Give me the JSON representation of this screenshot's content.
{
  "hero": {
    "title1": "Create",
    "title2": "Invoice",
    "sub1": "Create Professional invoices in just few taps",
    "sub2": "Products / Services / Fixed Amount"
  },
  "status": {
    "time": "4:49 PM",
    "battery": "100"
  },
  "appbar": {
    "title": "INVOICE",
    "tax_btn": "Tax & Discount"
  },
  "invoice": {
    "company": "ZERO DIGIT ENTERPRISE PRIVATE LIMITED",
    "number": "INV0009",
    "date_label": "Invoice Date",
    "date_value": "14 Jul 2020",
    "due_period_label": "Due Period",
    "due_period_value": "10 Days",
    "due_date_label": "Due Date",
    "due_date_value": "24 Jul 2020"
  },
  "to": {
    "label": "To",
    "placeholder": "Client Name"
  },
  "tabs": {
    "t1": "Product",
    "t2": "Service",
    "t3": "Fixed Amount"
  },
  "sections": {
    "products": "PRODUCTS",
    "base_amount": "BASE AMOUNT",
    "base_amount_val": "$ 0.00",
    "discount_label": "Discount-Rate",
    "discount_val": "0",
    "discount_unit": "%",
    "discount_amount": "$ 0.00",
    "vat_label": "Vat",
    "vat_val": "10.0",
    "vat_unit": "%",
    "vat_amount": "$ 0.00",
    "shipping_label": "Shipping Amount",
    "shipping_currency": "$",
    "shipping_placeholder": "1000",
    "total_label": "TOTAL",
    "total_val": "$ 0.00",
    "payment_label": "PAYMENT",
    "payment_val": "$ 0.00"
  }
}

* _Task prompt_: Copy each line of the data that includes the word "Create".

* _Answer to this problem_:
    "title1": "Create",
    "sub1": "Create Professional invoices in just few taps",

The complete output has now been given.